The topic of injunctions under the UPCA was raised by Johannes Karcher (Head of the Task Force, EU Patent and Unified Patent Court, Germany) with particular focus on the discretion of the Court by a rule specifying the Court ‘may’ provisionally grant an injunction (an interim injunction) and the Court’s weighing of interests of the parties compared with the situation when the Court has found infringement and normally has to grant an injunction and only has a narrow margin of discretion.
The question of whether there is a gap introduced by the possibility of a decision at first instance by the Local/Regional Division on infringement and the decision of the Central Division on validity. The safeguards are said to include the discretion to include infringement and validity in the same proceedings and that there is the possibility of a reasoned decision on bifurcation, a discretionary review and a stay of the infringement proceedings. He referred to the Industry Coalition Scenario (see YouTube clip) and expressed the view that there are things to be wary of, but there are sufficient tools in the toolbox to allow a flexible response.
Rt Hon. Sir Robin Jacob (UCL) did not think there would be much bifurcation because a reason must be given and most judges are not going to say they cannot do both parts of the proceedings. Also, it does not happen at the outset, it only happens once the defence is submitted and it is to be done at the request of the Claimant (who is unlikely to request it and show a sign of weakness). It might however happen in weaker parts of the system. Of course, if revocation proceedings are brought in advance in another court then the infringement proceedings are stayed without discretion.

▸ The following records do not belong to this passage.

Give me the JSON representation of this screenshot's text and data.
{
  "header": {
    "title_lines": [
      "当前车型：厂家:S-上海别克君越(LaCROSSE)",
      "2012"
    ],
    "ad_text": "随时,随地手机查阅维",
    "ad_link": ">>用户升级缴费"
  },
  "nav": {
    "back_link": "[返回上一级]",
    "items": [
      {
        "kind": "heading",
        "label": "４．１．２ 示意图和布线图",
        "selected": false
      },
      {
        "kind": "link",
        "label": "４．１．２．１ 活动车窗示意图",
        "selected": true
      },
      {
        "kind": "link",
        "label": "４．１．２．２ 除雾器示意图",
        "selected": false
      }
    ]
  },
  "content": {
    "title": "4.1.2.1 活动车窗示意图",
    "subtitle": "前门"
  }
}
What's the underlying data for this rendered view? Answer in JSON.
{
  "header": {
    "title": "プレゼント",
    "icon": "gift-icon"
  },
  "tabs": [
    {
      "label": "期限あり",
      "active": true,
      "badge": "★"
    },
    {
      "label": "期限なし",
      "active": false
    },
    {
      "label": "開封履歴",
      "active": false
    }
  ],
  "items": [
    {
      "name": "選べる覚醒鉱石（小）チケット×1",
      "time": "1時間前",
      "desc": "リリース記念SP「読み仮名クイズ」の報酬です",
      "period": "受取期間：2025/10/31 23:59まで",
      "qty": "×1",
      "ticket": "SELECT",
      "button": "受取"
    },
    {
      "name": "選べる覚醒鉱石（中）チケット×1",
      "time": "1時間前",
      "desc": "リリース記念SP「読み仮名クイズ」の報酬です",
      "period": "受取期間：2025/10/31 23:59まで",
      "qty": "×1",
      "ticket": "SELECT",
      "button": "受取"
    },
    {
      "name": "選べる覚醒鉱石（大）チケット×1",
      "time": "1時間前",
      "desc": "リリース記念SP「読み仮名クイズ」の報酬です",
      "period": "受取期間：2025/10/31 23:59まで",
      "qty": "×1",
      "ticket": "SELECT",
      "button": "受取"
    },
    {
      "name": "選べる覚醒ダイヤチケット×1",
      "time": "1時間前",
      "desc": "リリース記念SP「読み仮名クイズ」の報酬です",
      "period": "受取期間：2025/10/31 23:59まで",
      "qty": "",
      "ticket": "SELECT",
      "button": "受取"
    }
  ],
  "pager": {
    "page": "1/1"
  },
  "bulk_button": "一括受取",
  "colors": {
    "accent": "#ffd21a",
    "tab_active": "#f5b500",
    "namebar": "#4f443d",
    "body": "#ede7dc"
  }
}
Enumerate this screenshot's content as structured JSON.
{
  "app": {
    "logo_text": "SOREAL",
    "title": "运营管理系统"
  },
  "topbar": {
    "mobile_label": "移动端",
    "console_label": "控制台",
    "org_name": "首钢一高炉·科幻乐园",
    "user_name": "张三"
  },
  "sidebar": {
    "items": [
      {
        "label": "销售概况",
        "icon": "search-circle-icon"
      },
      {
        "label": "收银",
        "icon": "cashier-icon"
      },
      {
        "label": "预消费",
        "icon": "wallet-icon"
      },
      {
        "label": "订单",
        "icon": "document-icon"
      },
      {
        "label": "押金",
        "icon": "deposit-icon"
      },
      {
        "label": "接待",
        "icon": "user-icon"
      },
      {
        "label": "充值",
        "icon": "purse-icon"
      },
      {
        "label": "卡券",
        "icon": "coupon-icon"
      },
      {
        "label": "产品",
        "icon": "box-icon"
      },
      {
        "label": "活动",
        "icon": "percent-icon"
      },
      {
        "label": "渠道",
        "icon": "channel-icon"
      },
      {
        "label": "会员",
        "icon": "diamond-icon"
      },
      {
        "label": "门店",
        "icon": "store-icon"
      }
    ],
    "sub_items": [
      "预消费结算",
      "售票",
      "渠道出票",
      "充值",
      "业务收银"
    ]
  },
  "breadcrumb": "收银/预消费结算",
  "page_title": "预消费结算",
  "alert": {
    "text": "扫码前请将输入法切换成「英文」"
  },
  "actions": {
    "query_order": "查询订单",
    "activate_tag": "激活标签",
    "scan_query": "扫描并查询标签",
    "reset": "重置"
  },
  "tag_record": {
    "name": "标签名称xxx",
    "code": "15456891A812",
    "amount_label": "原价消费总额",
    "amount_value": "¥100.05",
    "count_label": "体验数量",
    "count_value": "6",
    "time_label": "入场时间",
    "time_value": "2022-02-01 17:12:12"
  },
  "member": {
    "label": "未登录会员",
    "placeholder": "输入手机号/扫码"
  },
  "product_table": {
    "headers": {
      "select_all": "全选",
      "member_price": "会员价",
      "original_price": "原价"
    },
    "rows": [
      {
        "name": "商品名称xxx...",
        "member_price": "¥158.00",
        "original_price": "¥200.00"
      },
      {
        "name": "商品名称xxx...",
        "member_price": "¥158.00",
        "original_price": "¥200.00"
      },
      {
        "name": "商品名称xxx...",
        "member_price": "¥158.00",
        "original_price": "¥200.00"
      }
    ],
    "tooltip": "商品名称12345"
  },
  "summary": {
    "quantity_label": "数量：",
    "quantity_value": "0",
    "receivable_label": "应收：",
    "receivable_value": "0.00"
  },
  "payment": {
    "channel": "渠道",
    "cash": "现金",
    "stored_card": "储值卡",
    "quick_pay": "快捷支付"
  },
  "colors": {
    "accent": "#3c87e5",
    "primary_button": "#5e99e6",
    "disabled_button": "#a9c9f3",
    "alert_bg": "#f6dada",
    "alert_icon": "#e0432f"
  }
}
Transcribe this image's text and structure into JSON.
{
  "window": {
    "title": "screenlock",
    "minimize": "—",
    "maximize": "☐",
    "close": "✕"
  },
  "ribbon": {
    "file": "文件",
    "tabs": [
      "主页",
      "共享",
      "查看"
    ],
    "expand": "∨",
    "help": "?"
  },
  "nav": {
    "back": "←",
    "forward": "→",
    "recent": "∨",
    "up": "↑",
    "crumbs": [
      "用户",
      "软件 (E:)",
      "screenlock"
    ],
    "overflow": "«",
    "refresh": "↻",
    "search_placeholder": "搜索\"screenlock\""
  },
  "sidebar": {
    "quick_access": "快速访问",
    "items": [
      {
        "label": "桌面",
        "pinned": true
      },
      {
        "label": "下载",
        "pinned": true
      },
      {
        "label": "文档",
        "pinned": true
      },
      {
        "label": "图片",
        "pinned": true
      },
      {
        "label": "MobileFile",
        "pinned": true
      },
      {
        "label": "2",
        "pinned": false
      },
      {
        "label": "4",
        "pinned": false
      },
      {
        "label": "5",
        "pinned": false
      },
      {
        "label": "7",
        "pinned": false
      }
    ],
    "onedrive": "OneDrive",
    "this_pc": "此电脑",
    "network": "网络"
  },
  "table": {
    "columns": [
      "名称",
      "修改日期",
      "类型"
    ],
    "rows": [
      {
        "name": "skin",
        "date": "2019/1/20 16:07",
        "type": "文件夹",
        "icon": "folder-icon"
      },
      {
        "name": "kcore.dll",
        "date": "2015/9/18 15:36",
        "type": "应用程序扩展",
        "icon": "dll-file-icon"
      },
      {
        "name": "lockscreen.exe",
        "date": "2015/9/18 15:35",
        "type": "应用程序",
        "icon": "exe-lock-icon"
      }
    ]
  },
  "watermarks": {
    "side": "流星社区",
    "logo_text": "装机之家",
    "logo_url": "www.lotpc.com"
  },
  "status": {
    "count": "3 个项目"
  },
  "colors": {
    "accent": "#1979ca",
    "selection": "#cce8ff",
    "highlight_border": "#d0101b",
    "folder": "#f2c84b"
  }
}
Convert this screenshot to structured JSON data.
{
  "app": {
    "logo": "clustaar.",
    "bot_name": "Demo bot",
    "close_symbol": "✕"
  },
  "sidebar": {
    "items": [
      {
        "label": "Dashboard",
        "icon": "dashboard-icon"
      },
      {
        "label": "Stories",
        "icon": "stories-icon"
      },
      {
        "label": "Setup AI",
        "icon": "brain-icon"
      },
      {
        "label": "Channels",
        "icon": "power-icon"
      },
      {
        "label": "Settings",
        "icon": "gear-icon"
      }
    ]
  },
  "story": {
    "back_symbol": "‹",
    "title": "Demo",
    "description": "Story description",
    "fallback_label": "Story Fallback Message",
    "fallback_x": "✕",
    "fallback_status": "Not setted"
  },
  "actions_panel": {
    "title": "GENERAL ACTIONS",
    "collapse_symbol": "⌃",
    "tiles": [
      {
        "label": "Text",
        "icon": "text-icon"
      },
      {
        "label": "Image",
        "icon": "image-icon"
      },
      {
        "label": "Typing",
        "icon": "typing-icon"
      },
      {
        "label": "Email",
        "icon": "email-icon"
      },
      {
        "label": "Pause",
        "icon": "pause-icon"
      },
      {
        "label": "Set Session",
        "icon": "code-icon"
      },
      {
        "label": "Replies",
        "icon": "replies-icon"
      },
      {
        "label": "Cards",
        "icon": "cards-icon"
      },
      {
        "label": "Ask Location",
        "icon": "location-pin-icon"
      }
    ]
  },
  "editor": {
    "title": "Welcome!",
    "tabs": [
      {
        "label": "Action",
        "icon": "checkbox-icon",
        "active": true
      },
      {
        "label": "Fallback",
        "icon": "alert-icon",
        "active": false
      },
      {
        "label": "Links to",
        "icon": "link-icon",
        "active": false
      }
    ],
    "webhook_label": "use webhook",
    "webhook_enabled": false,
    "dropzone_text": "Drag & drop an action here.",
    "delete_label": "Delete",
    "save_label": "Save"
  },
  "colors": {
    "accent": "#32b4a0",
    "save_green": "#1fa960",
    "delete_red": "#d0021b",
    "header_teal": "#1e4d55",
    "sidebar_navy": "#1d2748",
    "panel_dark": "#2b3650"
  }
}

Hon. Mr Justice Colin Birss (Chancery Division, High Court) identified a polarising tension between Germany and ‘everybody else’. He said it was important to recognise that this is not a jurisdiction in which things are always done the same way. The concern comes from the uncertainty in the system at this stage, but there must be the freedom for it to develop. His personal opinion is that there will not be much bifucation, but thinks that it will happen a bit.
Annabelle Bennett (Federal Court of Australia) asked whether a cross-undertaking as to damages is one safeguard in relation to an interim injunction. It is said to be available but also discretionary. Robin Jacob noted that in the UK third parties can benefit from such an undertaking and the Ministry of Health has taken some action in relation to that. He is uncertain if that is available in the UPC as the rules are not clear on that.
When asked about training of judges, Robin Jacob mentioned that there is an assumption that experience can be gained by training. He also noted that no member of the EPO can be a UPC judge and low pay might be an issue, coining the phrase ‘pay peanuts; get monkeys’. Johannes Karcher was of the view that the judges will be adequately experienced in part as a result of the pool from which they are drawn and that the litigation will centre there. Robin Jacob disagreed with that and said that if people have a rotten case they will take it to a rotten judge. Mr Justice Birss suggested that it was an important part of the process that judges must travel although he was not sure how this would be implemented. It was noted that part-time judges who are also practising lawyers need an exception to be granted to be appointed.
Robin Jacob foresees that the Central Division dealing with validity might become a realistic alternative to opposition proceedings at the EPO and therefore might be a very busy court.